Massachusetts 9-Year-Old Raises $4,000 and Donates 4,000 lbs of Food to Local Food Pantries
It's not every day that you see or read about a 9-year-old doing more for his community than most adults ever have.
Well, a 9-year-old boy from Mansfield, Massachusetts, is doing just that: a whole lot of good for his community.
Belmond Schwartz's service to his community started with him questioning his parents, like many children do, about something he saw on the other side of the country.
"I saw tents on the streets and I had never seen them before in my life," Belmond said of his California trip last year in a WVCB article. "So I asked parents what it was, and they told me that people couldn't afford to live, so they had to live in tents and they didn't have very much."
Belmond took that information and ran with it. Last year, when he was only 8, he started collecting food and money donations to turn into a food drive.
He was able to raise enough money and a weeks worth of food, donating it all to local shelters, food pantries, etc. near his hometown. He recruited friends, family, and even chain stores like Walmart, Big Y, Target, and Stop & Shop.
Here he is on News Center 5, last year (2021).
Last year was only the beginning. Belmond promised that the following year, 2022, would be bigger and better.
And it was, starting with the official organization of Belmond's nonprofit: Belmond's Wish.
In lieu of Belmond's 9th birthday, which is around Thanksgiving, Belmond held a "Belmond's Wish" event at Camp Maplewood in Easton, according to WCVB.
Hundreds of people came to support Belmond and his dreams of giving back to the community. Not only individuals, but family, friends, and big box stores as well.
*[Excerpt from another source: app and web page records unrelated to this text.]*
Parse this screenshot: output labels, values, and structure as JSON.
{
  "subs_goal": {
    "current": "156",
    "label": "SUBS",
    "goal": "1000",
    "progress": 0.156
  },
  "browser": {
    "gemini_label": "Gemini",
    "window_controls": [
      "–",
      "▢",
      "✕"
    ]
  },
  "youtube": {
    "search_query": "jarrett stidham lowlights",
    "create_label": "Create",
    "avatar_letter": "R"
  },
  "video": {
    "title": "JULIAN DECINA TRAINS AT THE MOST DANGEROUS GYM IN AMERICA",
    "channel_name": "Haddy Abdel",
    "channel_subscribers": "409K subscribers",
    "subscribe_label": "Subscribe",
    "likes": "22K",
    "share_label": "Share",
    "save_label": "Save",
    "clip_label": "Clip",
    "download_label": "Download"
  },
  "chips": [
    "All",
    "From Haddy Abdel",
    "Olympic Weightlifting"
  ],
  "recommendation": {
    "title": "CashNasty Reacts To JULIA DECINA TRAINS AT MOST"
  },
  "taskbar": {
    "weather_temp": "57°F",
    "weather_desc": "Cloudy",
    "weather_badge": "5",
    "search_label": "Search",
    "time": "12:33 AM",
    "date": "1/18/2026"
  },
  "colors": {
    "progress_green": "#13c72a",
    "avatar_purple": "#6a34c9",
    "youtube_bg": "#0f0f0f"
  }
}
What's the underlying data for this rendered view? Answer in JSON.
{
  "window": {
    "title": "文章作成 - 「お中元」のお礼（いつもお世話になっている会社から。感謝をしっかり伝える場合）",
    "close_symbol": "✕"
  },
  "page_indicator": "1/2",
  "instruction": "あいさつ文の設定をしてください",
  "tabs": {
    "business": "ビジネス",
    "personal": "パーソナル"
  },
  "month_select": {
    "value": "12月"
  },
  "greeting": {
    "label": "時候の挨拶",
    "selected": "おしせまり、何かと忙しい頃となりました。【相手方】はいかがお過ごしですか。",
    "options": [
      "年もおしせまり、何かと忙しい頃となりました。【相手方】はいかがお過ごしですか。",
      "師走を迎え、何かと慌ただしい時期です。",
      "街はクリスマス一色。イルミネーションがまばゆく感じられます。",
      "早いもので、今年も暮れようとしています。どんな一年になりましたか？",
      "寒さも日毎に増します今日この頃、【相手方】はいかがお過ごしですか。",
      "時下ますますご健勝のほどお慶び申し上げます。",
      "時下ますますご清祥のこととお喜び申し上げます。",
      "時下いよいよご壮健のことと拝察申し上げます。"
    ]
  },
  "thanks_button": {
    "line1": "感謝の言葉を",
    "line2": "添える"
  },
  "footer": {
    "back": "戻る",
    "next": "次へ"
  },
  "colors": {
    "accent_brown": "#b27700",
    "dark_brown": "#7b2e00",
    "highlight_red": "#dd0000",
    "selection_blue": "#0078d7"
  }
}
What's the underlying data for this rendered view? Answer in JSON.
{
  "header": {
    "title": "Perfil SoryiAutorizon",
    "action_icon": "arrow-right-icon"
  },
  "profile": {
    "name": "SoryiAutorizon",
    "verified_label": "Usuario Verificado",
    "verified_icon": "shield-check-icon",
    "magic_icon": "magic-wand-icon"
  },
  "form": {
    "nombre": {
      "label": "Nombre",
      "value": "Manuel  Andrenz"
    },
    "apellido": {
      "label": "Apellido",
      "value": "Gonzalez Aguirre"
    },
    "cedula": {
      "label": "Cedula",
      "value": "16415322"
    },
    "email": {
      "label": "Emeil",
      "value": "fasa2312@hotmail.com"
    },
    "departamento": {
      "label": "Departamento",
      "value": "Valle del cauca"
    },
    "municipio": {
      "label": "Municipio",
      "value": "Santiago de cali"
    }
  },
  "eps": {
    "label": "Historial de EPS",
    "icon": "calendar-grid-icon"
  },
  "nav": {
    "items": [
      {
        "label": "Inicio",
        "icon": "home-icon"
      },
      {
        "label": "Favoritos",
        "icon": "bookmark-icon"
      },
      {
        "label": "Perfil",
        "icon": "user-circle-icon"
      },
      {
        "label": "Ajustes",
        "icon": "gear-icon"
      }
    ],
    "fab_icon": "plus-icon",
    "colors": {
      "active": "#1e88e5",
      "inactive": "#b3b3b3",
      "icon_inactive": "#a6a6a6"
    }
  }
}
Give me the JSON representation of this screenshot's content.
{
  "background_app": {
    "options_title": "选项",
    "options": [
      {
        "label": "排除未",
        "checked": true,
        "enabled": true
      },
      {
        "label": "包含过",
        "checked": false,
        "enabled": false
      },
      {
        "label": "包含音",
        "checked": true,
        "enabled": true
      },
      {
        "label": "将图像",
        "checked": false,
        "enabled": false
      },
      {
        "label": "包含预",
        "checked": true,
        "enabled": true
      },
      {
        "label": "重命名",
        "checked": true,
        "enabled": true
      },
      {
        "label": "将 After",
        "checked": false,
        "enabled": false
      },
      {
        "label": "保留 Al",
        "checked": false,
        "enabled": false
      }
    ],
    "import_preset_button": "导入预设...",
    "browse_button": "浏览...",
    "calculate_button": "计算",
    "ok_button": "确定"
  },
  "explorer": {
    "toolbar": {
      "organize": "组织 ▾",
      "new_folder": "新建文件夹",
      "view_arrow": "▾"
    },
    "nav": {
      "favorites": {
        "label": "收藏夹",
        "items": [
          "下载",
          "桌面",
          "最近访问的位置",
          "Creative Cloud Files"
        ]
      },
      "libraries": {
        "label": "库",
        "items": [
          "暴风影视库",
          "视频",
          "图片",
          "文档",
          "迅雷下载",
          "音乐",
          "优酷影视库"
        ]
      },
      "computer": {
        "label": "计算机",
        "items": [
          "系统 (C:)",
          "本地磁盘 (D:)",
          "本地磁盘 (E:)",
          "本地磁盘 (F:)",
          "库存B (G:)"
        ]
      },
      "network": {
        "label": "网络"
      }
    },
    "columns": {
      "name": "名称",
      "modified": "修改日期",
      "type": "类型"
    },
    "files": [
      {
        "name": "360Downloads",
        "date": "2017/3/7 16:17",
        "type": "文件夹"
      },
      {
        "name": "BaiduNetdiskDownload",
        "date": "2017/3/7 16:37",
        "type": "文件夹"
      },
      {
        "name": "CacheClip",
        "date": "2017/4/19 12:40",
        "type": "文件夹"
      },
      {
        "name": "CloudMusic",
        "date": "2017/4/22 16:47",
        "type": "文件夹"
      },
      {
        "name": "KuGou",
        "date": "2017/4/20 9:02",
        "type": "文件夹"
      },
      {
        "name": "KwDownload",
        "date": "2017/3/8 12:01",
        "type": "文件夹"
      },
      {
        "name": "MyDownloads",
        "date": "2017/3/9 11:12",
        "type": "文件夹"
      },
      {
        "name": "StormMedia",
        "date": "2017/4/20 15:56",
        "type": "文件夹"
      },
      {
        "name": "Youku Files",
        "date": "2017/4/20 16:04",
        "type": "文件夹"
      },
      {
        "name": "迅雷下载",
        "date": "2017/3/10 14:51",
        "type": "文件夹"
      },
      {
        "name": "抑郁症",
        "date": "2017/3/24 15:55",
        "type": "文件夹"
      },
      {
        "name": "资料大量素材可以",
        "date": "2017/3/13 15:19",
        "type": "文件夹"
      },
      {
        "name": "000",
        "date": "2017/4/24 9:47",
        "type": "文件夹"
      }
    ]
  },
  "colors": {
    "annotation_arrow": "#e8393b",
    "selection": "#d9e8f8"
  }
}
"Walmart helped and other organizations helped us get all this food – 4,000 pounds of food, which is more than double what we received last year, which is amazing," Lily Schwartz said to WVCB. "He (Belmond) believes if he can give up a little, then you can give a little. And if we all give a little, then it'll be a lot."
The effort raised 4,000 pounds of food and $4,000, but like last year, Belmond promised even more for 2023.
Thanks for all you do, buddy!